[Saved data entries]
══════
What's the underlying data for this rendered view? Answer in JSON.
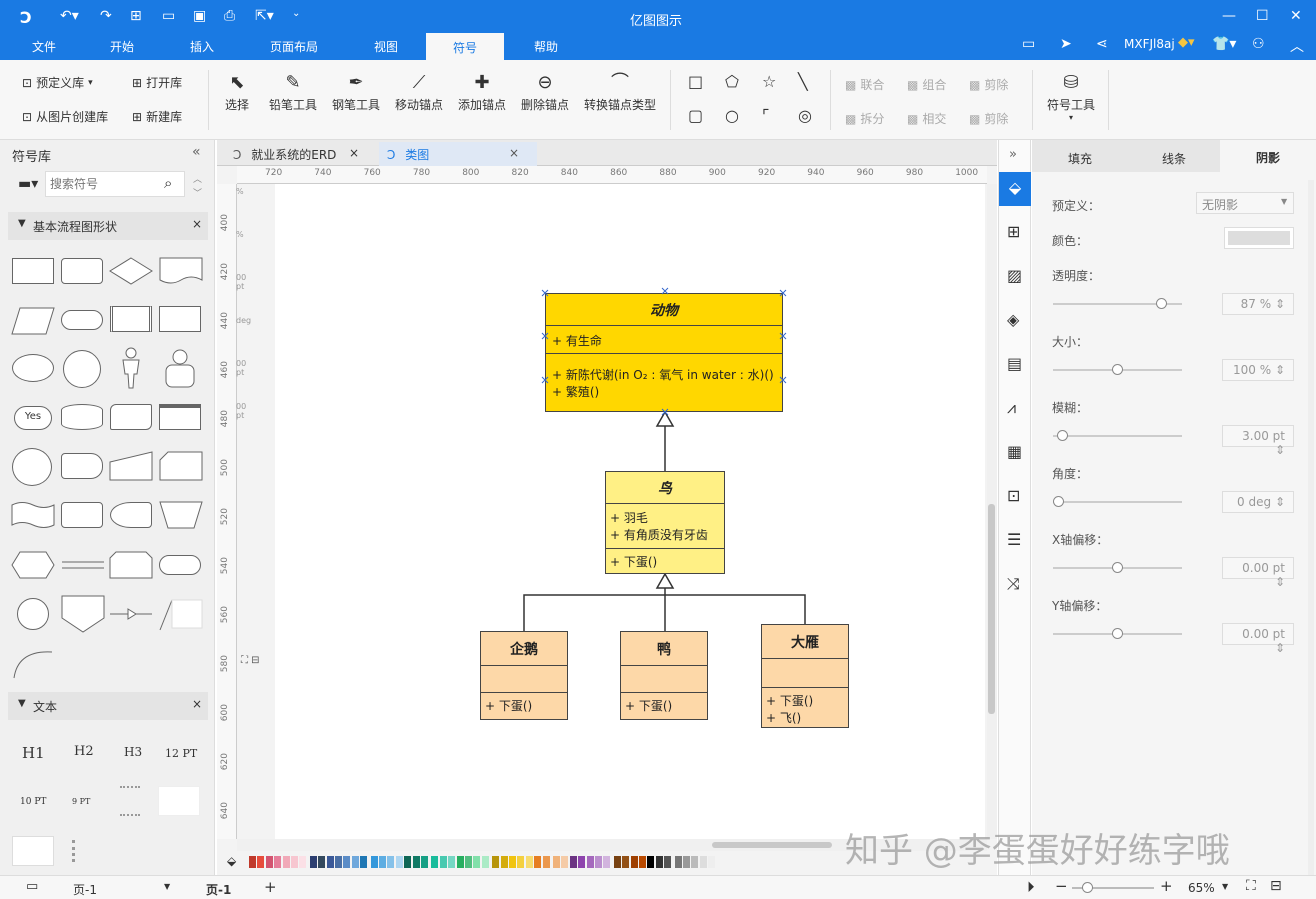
{
  "app": {
    "title": "亿图图示"
  },
  "menu": [
    "文件",
    "开始",
    "插入",
    "页面布局",
    "视图",
    "符号",
    "帮助"
  ],
  "user": {
    "name": "MXFJl8aj"
  },
  "ribbon": {
    "lib_predefined": "预定义库",
    "lib_open": "打开库",
    "lib_from_image": "从图片创建库",
    "lib_new": "新建库",
    "tools": [
      "选择",
      "铅笔工具",
      "钢笔工具",
      "移动锚点",
      "添加锚点",
      "删除锚点",
      "转换锚点类型"
    ],
    "ops_row1": [
      "联合",
      "组合",
      "剪除"
    ],
    "ops_row2": [
      "拆分",
      "相交",
      "剪除"
    ],
    "symbol_tool": "符号工具"
  },
  "left": {
    "title": "符号库",
    "search_placeholder": "搜索符号",
    "section1": "基本流程图形状",
    "section2": "文本",
    "text_items": [
      "H1",
      "H2",
      "H3",
      "12 PT",
      "10 PT",
      "9 PT"
    ],
    "yes_label": "Yes"
  },
  "tabs": [
    {
      "label": "就业系统的ERD"
    },
    {
      "label": "类图"
    }
  ],
  "ruler_top": [
    "720",
    "740",
    "760",
    "780",
    "800",
    "820",
    "840",
    "860",
    "880",
    "900",
    "920",
    "940",
    "960",
    "980",
    "1000"
  ],
  "ruler_left": [
    "400",
    "420",
    "440",
    "460",
    "480",
    "500",
    "520",
    "540",
    "560",
    "580",
    "600",
    "620",
    "640"
  ],
  "ruler_fields": [
    "%",
    "%",
    "00 pt",
    "deg",
    "00 pt",
    "00 pt"
  ],
  "diagram": {
    "animal": {
      "name": "动物",
      "attr": "+   有生命",
      "m1": "+   新陈代谢(in O₂ : 氧气  in water : 水)()",
      "m2": "+   繁殖()"
    },
    "bird": {
      "name": "鸟",
      "a1": "+   羽毛",
      "a2": "+   有角质没有牙齿",
      "m1": "+   下蛋()"
    },
    "penguin": {
      "name": "企鹅",
      "m1": "+   下蛋()"
    },
    "duck": {
      "name": "鸭",
      "m1": "+   下蛋()"
    },
    "goose": {
      "name": "大雁",
      "m1": "+   下蛋()",
      "m2": "+   飞()"
    }
  },
  "right": {
    "tabs": [
      "填充",
      "线条",
      "阴影"
    ],
    "predefined_label": "预定义：",
    "predefined_value": "无阴影",
    "color_label": "颜色：",
    "transparency_label": "透明度：",
    "transparency_value": "87 %",
    "size_label": "大小：",
    "size_value": "100 %",
    "blur_label": "模糊：",
    "blur_value": "3.00 pt",
    "angle_label": "角度：",
    "angle_value": "0 deg",
    "xoffset_label": "X轴偏移：",
    "xoffset_value": "0.00 pt",
    "yoffset_label": "Y轴偏移：",
    "yoffset_value": "0.00 pt"
  },
  "status": {
    "page_select": "页-1",
    "page_tab": "页-1",
    "zoom": "65%"
  },
  "watermark": "知乎 @李蛋蛋好好练字哦",
  "colors": {
    "accent": "#1a7ae3",
    "animal_fill": "#ffd700",
    "bird_fill": "#fff085",
    "sub_fill": "#fdd8a8"
  }
}
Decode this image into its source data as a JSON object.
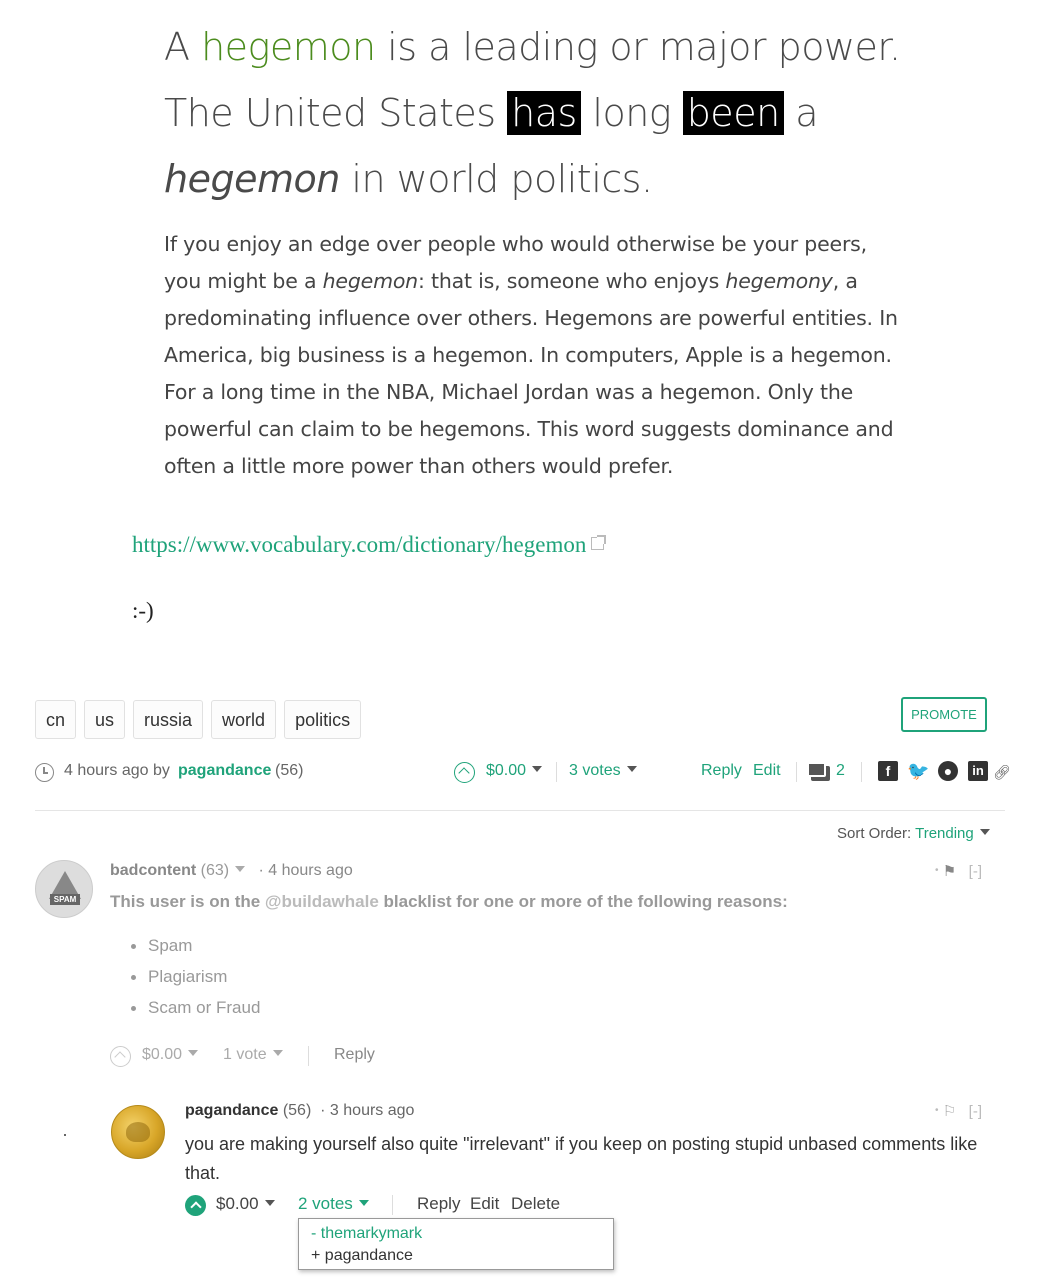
{
  "quote": {
    "p1": "A ",
    "hegemon_word": "hegemon",
    "p2": " is a leading or major power. The United States ",
    "has": "has",
    "p3": " long ",
    "been": "been",
    "p4": " a ",
    "hegemon_italic": "hegemon",
    "p5": " in world politics."
  },
  "description": {
    "t1": "If you enjoy an edge over people who would otherwise be your peers, you might be a ",
    "e1": "hegemon",
    "t2": ": that is, someone who enjoys ",
    "e2": "hegemony",
    "t3": ", a predominating influence over others. Hegemons are powerful entities. In America, big business is a hegemon. In computers, Apple is a hegemon. For a long time in the NBA, Michael Jordan was a hegemon. Only the powerful can claim to be hegemons. This word suggests dominance and often a little more power than others would prefer."
  },
  "link": "https://www.vocabulary.com/dictionary/hegemon",
  "smiley": ":-)",
  "tags": [
    "cn",
    "us",
    "russia",
    "world",
    "politics"
  ],
  "promote_label": "PROMOTE",
  "post_meta": {
    "time": "4 hours ago by",
    "author": "pagandance",
    "reputation": "(56)",
    "payout": "$0.00",
    "votes": "3 votes",
    "reply": "Reply",
    "edit": "Edit",
    "comment_count": "2"
  },
  "sort": {
    "label": "Sort Order:",
    "value": "Trending"
  },
  "comment1": {
    "avatar_text": "SPAM",
    "author": "badcontent",
    "reputation": "(63)",
    "time": "· 4 hours ago",
    "body_prefix": "This user is on the ",
    "mention": "@buildawhale",
    "body_suffix": " blacklist for one or more of the following reasons:",
    "reasons": [
      "Spam",
      "Plagiarism",
      "Scam or Fraud"
    ],
    "payout": "$0.00",
    "votes": "1 vote",
    "reply": "Reply",
    "collapse": "[-]"
  },
  "comment2": {
    "author": "pagandance",
    "reputation": "(56)",
    "time": "· 3 hours ago",
    "body": "you are making yourself also quite \"irrelevant\" if you keep on posting stupid unbased comments like that.",
    "payout": "$0.00",
    "votes": "2 votes",
    "reply": "Reply",
    "edit": "Edit",
    "delete": "Delete",
    "collapse": "[-]",
    "voters": [
      "- themarkymark",
      "+ pagandance"
    ]
  },
  "colors": {
    "accent": "#1fa37a",
    "hegemon_green": "#4c8c1e",
    "text": "#333333"
  }
}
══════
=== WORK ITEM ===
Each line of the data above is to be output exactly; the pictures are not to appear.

=== RESULT BELOW ===
What's the underlying data for this rendered view? Answer in JSON.
{
  "app": {
    "title": "亿图图示"
  },
  "menu": [
    "文件",
    "开始",
    "插入",
    "页面布局",
    "视图",
    "符号",
    "帮助"
  ],
  "user": {
    "name": "MXFJl8aj"
  },
  "ribbon": {
    "lib_predefined": "预定义库",
    "lib_open": "打开库",
    "lib_from_image": "从图片创建库",
    "lib_new": "新建库",
    "tools": [
      "选择",
      "铅笔工具",
      "钢笔工具",
      "移动锚点",
      "添加锚点",
      "删除锚点",
      "转换锚点类型"
    ],
    "ops_row1": [
      "联合",
      "组合",
      "剪除"
    ],
    "ops_row2": [
      "拆分",
      "相交",
      "剪除"
    ],
    "symbol_tool": "符号工具"
  },
  "left": {
    "title": "符号库",
    "search_placeholder": "搜索符号",
    "section1": "基本流程图形状",
    "section2": "文本",
    "text_items": [
      "H1",
      "H2",
      "H3",
      "12 PT",
      "10 PT",
      "9 PT"
    ],
    "yes_label": "Yes"
  },
  "tabs": [
    {
      "label": "就业系统的ERD"
    },
    {
      "label": "类图"
    }
  ],
  "ruler_top": [
    "720",
    "740",
    "760",
    "780",
    "800",
    "820",
    "840",
    "860",
    "880",
    "900",
    "920",
    "940",
    "960",
    "980",
    "1000"
  ],
  "ruler_left": [
    "400",
    "420",
    "440",
    "460",
    "480",
    "500",
    "520",
    "540",
    "560",
    "580",
    "600",
    "620",
    "640"
  ],
  "ruler_fields": [
    "%",
    "%",
    "00 pt",
    "deg",
    "00 pt",
    "00 pt"
  ],
  "diagram": {
    "animal": {
      "name": "动物",
      "attr": "+   有生命",
      "m1": "+   新陈代谢(in O₂ : 氧气  in water : 水)()",
      "m2": "+   繁殖()"
    },
    "bird": {
      "name": "鸟",
      "a1": "+   羽毛",
      "a2": "+   有角质没有牙齿",
      "m1": "+   下蛋()"
    },
    "penguin": {
      "name": "企鹅",
      "m1": "+   下蛋()"
    },
    "duck": {
      "name": "鸭",
      "m1": "+   下蛋()"
    },
    "goose": {
      "name": "大雁",
      "m1": "+   下蛋()",
      "m2": "+   飞()"
    }
  },
  "right": {
    "tabs": [
      "填充",
      "线条",
      "阴影"
    ],
    "predefined_label": "预定义：",
    "predefined_value": "无阴影",
    "color_label": "颜色：",
    "transparency_label": "透明度：",
    "transparency_value": "87 %",
    "size_label": "大小：",
    "size_value": "100 %",
    "blur_label": "模糊：",
    "blur_value": "3.00 pt",
    "angle_label": "角度：",
    "angle_value": "0 deg",
    "xoffset_label": "X轴偏移：",
    "xoffset_value": "0.00 pt",
    "yoffset_label": "Y轴偏移：",
    "yoffset_value": "0.00 pt"
  },
  "status": {
    "page_select": "页-1",
    "page_tab": "页-1",
    "zoom": "65%"
  },
  "watermark": "知乎 @李蛋蛋好好练字哦",
  "colors": {
    "accent": "#1a7ae3",
    "animal_fill": "#ffd700",
    "bird_fill": "#fff085",
    "sub_fill": "#fdd8a8"
  }
}
Decode this image into its source data as a JSON object.
{
  "quote": {
    "p1": "A ",
    "hegemon_word": "hegemon",
    "p2": " is a leading or major power. The United States ",
    "has": "has",
    "p3": " long ",
    "been": "been",
    "p4": " a ",
    "hegemon_italic": "hegemon",
    "p5": " in world politics."
  },
  "description": {
    "t1": "If you enjoy an edge over people who would otherwise be your peers, you might be a ",
    "e1": "hegemon",
    "t2": ": that is, someone who enjoys ",
    "e2": "hegemony",
    "t3": ", a predominating influence over others. Hegemons are powerful entities. In America, big business is a hegemon. In computers, Apple is a hegemon. For a long time in the NBA, Michael Jordan was a hegemon. Only the powerful can claim to be hegemons. This word suggests dominance and often a little more power than others would prefer."
  },
  "link": "https://www.vocabulary.com/dictionary/hegemon",
  "smiley": ":-)",
  "tags": [
    "cn",
    "us",
    "russia",
    "world",
    "politics"
  ],
  "promote_label": "PROMOTE",
  "post_meta": {
    "time": "4 hours ago by",
    "author": "pagandance",
    "reputation": "(56)",
    "payout": "$0.00",
    "votes": "3 votes",
    "reply": "Reply",
    "edit": "Edit",
    "comment_count": "2"
  },
  "sort": {
    "label": "Sort Order:",
    "value": "Trending"
  },
  "comment1": {
    "avatar_text": "SPAM",
    "author": "badcontent",
    "reputation": "(63)",
    "time": "· 4 hours ago",
    "body_prefix": "This user is on the ",
    "mention": "@buildawhale",
    "body_suffix": " blacklist for one or more of the following reasons:",
    "reasons": [
      "Spam",
      "Plagiarism",
      "Scam or Fraud"
    ],
    "payout": "$0.00",
    "votes": "1 vote",
    "reply": "Reply",
    "collapse": "[-]"
  },
  "comment2": {
    "author": "pagandance",
    "reputation": "(56)",
    "time": "· 3 hours ago",
    "body": "you are making yourself also quite \"irrelevant\" if you keep on posting stupid unbased comments like that.",
    "payout": "$0.00",
    "votes": "2 votes",
    "reply": "Reply",
    "edit": "Edit",
    "delete": "Delete",
    "collapse": "[-]",
    "voters": [
      "- themarkymark",
      "+ pagandance"
    ]
  },
  "colors": {
    "accent": "#1fa37a",
    "hegemon_green": "#4c8c1e",
    "text": "#333333"
  }
}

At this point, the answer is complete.